\end{eqnarray}

For basin scale motions we may choose $L_x = b$. Dissipation in the ocean is very weak, so $A/(\beta b) \ll 1$ and the leftmost term in parentheses can be neglected, leaving

\begin{eqnarray}

(13)\qquad& \beta{hv} &= \frac{-\tau_0 \pi}{b\rho_0} \sin(\pi y/b)

\end{eqnarray}

where dimensions have been restored. This is a special case of the **Sverdrup relation**, $hv = \nabla \times (\tau^{(x)},\tau^{(y)})/\beta$, i.e., transport in the north-south direction is proportional to the curl of the wind stress. This is a good approximation in the interior, but (13) is a first-order equation and cannot satisfy the boundary conditions at the eastern and western boundaries, so the Sverdrup balance cannot hold uniformly. (Also, in this example, the transport in the interior of the basin is southward, and there must be a northward return flow) Near at least one of the boundaries the momentum balance must be different.

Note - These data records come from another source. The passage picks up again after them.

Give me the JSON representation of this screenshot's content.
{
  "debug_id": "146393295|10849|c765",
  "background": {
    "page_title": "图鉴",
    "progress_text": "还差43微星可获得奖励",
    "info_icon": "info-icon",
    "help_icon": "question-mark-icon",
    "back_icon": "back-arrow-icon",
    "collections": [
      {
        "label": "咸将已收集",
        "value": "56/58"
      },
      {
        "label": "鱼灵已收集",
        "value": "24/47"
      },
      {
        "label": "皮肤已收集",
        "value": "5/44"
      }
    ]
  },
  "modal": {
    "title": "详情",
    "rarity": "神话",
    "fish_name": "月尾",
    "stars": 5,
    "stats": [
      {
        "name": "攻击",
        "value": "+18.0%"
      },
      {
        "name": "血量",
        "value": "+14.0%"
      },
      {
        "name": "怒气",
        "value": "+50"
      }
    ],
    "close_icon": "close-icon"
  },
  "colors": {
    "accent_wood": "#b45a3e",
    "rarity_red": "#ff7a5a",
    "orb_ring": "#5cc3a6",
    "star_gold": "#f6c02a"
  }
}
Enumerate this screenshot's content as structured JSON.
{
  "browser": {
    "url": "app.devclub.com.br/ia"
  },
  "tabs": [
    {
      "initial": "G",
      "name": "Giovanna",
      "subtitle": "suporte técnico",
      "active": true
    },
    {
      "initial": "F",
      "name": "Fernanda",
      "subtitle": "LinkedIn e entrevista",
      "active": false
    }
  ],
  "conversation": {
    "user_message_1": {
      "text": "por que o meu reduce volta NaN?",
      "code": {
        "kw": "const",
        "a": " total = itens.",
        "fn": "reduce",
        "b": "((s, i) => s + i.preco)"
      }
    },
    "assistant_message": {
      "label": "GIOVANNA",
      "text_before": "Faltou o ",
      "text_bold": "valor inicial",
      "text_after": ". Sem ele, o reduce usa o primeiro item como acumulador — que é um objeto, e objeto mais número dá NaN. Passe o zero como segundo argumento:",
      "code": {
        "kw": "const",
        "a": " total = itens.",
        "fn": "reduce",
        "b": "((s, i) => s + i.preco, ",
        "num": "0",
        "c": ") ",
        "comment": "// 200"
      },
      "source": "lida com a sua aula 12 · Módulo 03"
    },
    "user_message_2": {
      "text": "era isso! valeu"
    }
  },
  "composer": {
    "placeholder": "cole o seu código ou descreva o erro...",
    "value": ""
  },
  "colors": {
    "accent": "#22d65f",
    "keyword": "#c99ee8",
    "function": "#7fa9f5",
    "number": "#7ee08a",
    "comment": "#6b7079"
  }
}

Choose $\psi=0$ at $x=a$, so the interior solution is

\begin{eqnarray}

(14)\qquad& \psi &= \frac{\tau_0 \pi a}{\beta b \rho_0} \sin(\pi y /b)(1 -x/a)

\end{eqnarray}

We must now find an approximate solution to (8) in a thin strip near $x=0$ with $\psi (0,y) = 0$ and $\psi(x,y) \rightarrow ((\tau_0 \pi a)/(\beta b \rho_0)) \sin(\pi y /b)$ as $x\rightarrow \infty$. If we choose $L_x = A/\beta$, (12) becomes

\begin{eqnarray}

(15)\qquad& (\psi_{xx} + \frac{A^2}{\beta^2 b^2}\psi_{yy}) + \psi_x &= \left ( \frac{A}{\beta b}\right ) \left ( \frac{-\tau_0 \pi}{\beta b \rho_0}\right ) \sin(\pi y)

\end{eqnarray}

$A/(\beta b) \ll 1$ so to leading order, near the boundary, $\psi_{xx}+\psi_x = 0$ and $\psi = C_0 + C_1 \exp(-x)$ for constants $C_0$ and $C_1$. So, in dimension, near the boundary,

\begin{eqnarray}

(16)\qquad& \psi &= \frac{\tau_0 \pi}{\beta b \rho_0} \sin(\pi y)(1-e^{-x\beta /A}),

\end{eqnarray}

very close to Stommel’s solution. This boundary layer at $x=0$ is the analog, within our simple model, of the Gulf Stream.

What would happen if we were to choose the interior solution as

\begin{eqnarray}

(17)\qquad& \psi &= \frac{\tau_0 \pi a}{\beta b \rho_0} \sin(\pi y /b)(-x/a)

\end{eqnarray}

and attempt to fit a boundary condition at $x=a$? It wouldn’t work. We would need to find $C_1$ and $C_2$ such that, in a neighborhood of the boundary, $\psi = C_0 + C_1 \exp(-x\beta /A)$ such that $\psi (x=a,y) = 0$ and $\psi (x,y) \rightarrow -((\tau_0 \pi a)/(\beta b \rho_0)) \sin(\pi y /b)$ as $x\rightarrow -\infty$, which is clearly impossible.

So the fact that western boundary currents occur on the west side of ocean basins is a consequence of the fact that $\beta$ is positive, and western boundary currents form in the southern hemisphere as well.

Robert Miller

College of Earth, Ocean, and Atmospheric Sciences

Oregon State University

miller@coas.oregonstate.edu